▶ **ASSIGNMENT**
Every entry must be given again exactly.

Dataset records:
★ ★ ★ ★ ★

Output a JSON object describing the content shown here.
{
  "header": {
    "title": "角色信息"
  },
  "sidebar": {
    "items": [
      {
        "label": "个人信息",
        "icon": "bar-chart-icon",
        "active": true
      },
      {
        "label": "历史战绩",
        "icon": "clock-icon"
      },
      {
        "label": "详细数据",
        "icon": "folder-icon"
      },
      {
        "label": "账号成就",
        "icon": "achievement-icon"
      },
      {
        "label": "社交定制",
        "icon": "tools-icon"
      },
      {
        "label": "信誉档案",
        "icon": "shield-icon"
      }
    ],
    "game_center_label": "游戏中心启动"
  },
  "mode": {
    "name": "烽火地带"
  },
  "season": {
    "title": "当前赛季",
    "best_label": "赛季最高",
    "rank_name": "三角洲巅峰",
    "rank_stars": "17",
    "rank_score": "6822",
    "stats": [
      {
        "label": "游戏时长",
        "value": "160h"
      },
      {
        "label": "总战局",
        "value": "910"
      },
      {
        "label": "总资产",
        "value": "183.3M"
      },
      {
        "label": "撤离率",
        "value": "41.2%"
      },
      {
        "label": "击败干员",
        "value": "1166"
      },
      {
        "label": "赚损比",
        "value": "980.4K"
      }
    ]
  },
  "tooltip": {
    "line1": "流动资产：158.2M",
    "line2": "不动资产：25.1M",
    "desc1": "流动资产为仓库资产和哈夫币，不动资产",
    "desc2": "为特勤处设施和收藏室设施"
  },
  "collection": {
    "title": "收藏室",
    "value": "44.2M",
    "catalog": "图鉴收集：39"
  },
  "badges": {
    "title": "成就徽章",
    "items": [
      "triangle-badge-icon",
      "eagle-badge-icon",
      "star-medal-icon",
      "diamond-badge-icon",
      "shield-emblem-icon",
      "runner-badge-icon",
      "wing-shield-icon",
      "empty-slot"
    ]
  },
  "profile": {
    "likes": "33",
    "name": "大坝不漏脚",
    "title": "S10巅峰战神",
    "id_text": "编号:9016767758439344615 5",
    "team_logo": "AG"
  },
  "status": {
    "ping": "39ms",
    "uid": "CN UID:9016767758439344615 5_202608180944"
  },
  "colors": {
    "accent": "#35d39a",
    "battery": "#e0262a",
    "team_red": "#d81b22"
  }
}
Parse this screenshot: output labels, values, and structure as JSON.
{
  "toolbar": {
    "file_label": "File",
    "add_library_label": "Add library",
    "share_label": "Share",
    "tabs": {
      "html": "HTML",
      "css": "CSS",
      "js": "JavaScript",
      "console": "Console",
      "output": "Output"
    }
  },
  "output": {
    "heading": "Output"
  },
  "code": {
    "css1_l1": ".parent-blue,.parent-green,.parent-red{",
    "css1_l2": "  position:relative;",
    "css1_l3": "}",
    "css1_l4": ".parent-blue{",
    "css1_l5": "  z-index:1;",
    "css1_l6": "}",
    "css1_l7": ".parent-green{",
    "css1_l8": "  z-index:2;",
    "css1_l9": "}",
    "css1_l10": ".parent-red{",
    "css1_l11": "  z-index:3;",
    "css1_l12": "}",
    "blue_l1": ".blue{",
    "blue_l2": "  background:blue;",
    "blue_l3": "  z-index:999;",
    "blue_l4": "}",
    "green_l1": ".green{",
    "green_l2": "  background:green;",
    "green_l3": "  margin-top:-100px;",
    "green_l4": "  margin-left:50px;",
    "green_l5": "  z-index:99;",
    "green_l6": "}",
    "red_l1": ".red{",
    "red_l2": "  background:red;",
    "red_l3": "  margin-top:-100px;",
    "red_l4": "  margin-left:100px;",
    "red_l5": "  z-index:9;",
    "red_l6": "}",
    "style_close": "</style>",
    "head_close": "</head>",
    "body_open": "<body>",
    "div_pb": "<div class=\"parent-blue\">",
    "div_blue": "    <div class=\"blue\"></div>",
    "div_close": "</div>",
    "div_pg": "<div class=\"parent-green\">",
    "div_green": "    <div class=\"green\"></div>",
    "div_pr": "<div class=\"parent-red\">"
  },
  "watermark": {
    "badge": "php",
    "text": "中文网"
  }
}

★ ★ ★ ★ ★

▶ **EXERCISE OUTPUT**
Output a JSON object describing the content shown here.
{
  "header": {
    "title": "角色信息"
  },
  "sidebar": {
    "items": [
      {
        "label": "个人信息",
        "icon": "bar-chart-icon",
        "active": true
      },
      {
        "label": "历史战绩",
        "icon": "clock-icon"
      },
      {
        "label": "详细数据",
        "icon": "folder-icon"
      },
      {
        "label": "账号成就",
        "icon": "achievement-icon"
      },
      {
        "label": "社交定制",
        "icon": "tools-icon"
      },
      {
        "label": "信誉档案",
        "icon": "shield-icon"
      }
    ],
    "game_center_label": "游戏中心启动"
  },
  "mode": {
    "name": "烽火地带"
  },
  "season": {
    "title": "当前赛季",
    "best_label": "赛季最高",
    "rank_name": "三角洲巅峰",
    "rank_stars": "17",
    "rank_score": "6822",
    "stats": [
      {
        "label": "游戏时长",
        "value": "160h"
      },
      {
        "label": "总战局",
        "value": "910"
      },
      {
        "label": "总资产",
        "value": "183.3M"
      },
      {
        "label": "撤离率",
        "value": "41.2%"
      },
      {
        "label": "击败干员",
        "value": "1166"
      },
      {
        "label": "赚损比",
        "value": "980.4K"
      }
    ]
  },
  "tooltip": {
    "line1": "流动资产：158.2M",
    "line2": "不动资产：25.1M",
    "desc1": "流动资产为仓库资产和哈夫币，不动资产",
    "desc2": "为特勤处设施和收藏室设施"
  },
  "collection": {
    "title": "收藏室",
    "value": "44.2M",
    "catalog": "图鉴收集：39"
  },
  "badges": {
    "title": "成就徽章",
    "items": [
      "triangle-badge-icon",
      "eagle-badge-icon",
      "star-medal-icon",
      "diamond-badge-icon",
      "shield-emblem-icon",
      "runner-badge-icon",
      "wing-shield-icon",
      "empty-slot"
    ]
  },
  "profile": {
    "likes": "33",
    "name": "大坝不漏脚",
    "title": "S10巅峰战神",
    "id_text": "编号:9016767758439344615 5",
    "team_logo": "AG"
  },
  "status": {
    "ping": "39ms",
    "uid": "CN UID:9016767758439344615 5_202608180944"
  },
  "colors": {
    "accent": "#35d39a",
    "battery": "#e0262a",
    "team_red": "#d81b22"
  }
}
Parse this screenshot: output labels, values, and structure as JSON.
{
  "toolbar": {
    "file_label": "File",
    "add_library_label": "Add library",
    "share_label": "Share",
    "tabs": {
      "html": "HTML",
      "css": "CSS",
      "js": "JavaScript",
      "console": "Console",
      "output": "Output"
    }
  },
  "output": {
    "heading": "Output"
  },
  "code": {
    "css1_l1": ".parent-blue,.parent-green,.parent-red{",
    "css1_l2": "  position:relative;",
    "css1_l3": "}",
    "css1_l4": ".parent-blue{",
    "css1_l5": "  z-index:1;",
    "css1_l6": "}",
    "css1_l7": ".parent-green{",
    "css1_l8": "  z-index:2;",
    "css1_l9": "}",
    "css1_l10": ".parent-red{",
    "css1_l11": "  z-index:3;",
    "css1_l12": "}",
    "blue_l1": ".blue{",
    "blue_l2": "  background:blue;",
    "blue_l3": "  z-index:999;",
    "blue_l4": "}",
    "green_l1": ".green{",
    "green_l2": "  background:green;",
    "green_l3": "  margin-top:-100px;",
    "green_l4": "  margin-left:50px;",
    "green_l5": "  z-index:99;",
    "green_l6": "}",
    "red_l1": ".red{",
    "red_l2": "  background:red;",
    "red_l3": "  margin-top:-100px;",
    "red_l4": "  margin-left:100px;",
    "red_l5": "  z-index:9;",
    "red_l6": "}",
    "style_close": "</style>",
    "head_close": "</head>",
    "body_open": "<body>",
    "div_pb": "<div class=\"parent-blue\">",
    "div_blue": "    <div class=\"blue\"></div>",
    "div_close": "</div>",
    "div_pg": "<div class=\"parent-green\">",
    "div_green": "    <div class=\"green\"></div>",
    "div_pr": "<div class=\"parent-red\">"
  },
  "watermark": {
    "badge": "php",
    "text": "中文网"
  }
}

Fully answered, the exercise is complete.